→ Problem requirements:
Look through the lines below; wherever the word "data" appears, copy that line.

→ The input:
----
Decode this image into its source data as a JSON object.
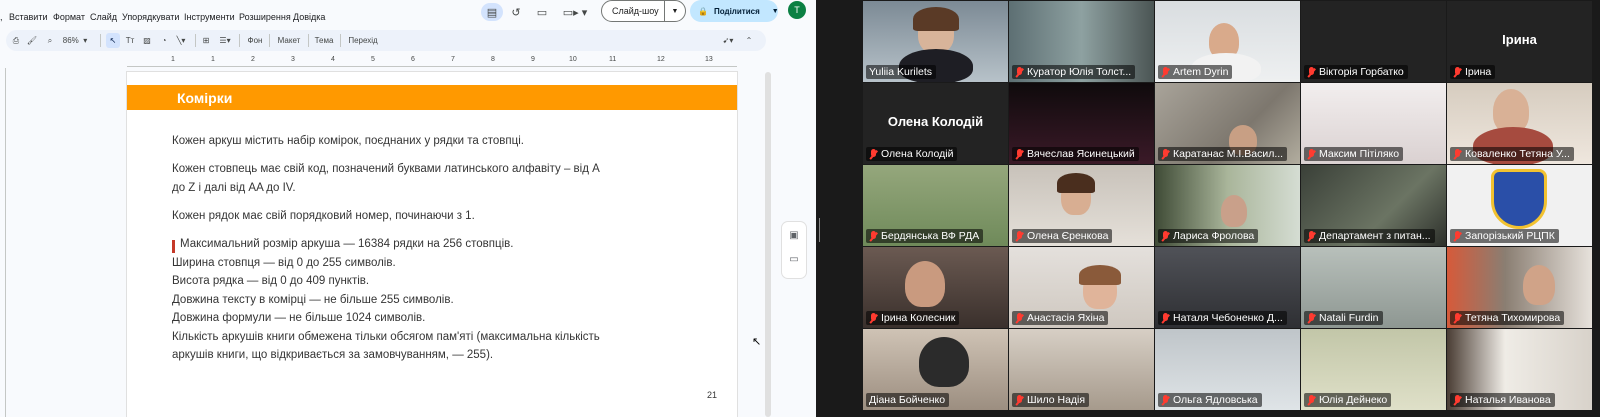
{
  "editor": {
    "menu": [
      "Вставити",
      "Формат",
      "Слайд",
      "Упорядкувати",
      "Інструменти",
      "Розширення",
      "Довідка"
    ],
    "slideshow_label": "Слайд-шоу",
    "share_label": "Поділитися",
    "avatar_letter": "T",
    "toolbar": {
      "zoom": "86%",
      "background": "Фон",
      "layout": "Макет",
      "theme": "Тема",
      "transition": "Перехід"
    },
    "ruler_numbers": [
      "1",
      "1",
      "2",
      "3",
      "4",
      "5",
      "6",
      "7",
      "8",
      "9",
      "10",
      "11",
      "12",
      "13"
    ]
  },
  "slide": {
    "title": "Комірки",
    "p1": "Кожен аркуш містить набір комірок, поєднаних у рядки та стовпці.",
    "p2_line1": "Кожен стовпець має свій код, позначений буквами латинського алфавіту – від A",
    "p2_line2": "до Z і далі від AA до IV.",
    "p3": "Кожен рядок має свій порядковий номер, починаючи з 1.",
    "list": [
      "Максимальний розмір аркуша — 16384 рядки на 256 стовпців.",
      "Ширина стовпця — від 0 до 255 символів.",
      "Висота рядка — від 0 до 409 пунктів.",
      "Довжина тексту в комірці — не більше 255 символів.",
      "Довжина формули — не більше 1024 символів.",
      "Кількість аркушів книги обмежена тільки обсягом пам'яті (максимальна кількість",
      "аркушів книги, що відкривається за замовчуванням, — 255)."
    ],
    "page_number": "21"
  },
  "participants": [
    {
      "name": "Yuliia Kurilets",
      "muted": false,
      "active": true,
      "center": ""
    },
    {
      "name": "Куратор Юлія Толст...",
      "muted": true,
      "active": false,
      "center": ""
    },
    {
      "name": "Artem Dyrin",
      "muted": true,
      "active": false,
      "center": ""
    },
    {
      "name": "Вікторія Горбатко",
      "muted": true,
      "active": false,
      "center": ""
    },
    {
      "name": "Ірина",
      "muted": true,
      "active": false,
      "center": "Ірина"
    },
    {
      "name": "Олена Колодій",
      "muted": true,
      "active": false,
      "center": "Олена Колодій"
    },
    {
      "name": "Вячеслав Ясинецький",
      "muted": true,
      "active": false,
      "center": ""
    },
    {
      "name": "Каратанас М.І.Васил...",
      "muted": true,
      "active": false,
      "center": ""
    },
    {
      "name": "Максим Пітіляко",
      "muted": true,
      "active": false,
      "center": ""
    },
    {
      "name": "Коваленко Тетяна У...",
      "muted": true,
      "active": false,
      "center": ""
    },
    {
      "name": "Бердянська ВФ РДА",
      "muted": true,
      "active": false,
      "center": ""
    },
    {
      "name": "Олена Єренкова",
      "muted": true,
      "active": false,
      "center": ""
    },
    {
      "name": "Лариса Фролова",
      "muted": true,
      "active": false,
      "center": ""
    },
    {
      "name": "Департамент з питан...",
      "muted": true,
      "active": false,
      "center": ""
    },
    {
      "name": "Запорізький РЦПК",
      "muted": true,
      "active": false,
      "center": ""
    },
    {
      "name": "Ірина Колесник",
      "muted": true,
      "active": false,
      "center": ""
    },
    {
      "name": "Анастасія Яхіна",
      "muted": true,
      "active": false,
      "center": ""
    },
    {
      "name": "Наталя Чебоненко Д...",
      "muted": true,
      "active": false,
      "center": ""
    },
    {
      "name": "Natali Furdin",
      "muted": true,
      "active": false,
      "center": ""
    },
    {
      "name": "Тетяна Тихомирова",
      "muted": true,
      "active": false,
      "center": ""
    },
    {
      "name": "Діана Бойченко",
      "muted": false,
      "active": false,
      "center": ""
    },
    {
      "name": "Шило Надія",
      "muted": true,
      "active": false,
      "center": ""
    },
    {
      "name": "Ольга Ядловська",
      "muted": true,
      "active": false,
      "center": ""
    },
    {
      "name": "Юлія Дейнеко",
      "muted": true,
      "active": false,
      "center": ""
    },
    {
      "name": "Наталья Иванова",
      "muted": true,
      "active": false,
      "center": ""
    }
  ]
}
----
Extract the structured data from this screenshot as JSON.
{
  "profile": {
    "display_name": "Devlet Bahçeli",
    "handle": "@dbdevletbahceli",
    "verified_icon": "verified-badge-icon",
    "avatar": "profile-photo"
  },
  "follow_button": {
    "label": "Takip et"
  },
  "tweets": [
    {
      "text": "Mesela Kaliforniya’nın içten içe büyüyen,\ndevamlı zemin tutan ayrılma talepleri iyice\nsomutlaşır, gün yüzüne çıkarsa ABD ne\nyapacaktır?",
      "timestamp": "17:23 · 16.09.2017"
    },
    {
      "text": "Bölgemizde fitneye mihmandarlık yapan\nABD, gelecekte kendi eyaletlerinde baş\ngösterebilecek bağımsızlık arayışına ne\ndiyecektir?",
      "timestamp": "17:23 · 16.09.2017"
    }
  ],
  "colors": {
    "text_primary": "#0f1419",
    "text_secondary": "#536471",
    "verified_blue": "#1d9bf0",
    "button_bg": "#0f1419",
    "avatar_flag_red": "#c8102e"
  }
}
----
→ Written answer:
Decode this image into its source data as a JSON object.
Extract the structured data from this screenshot as JSON.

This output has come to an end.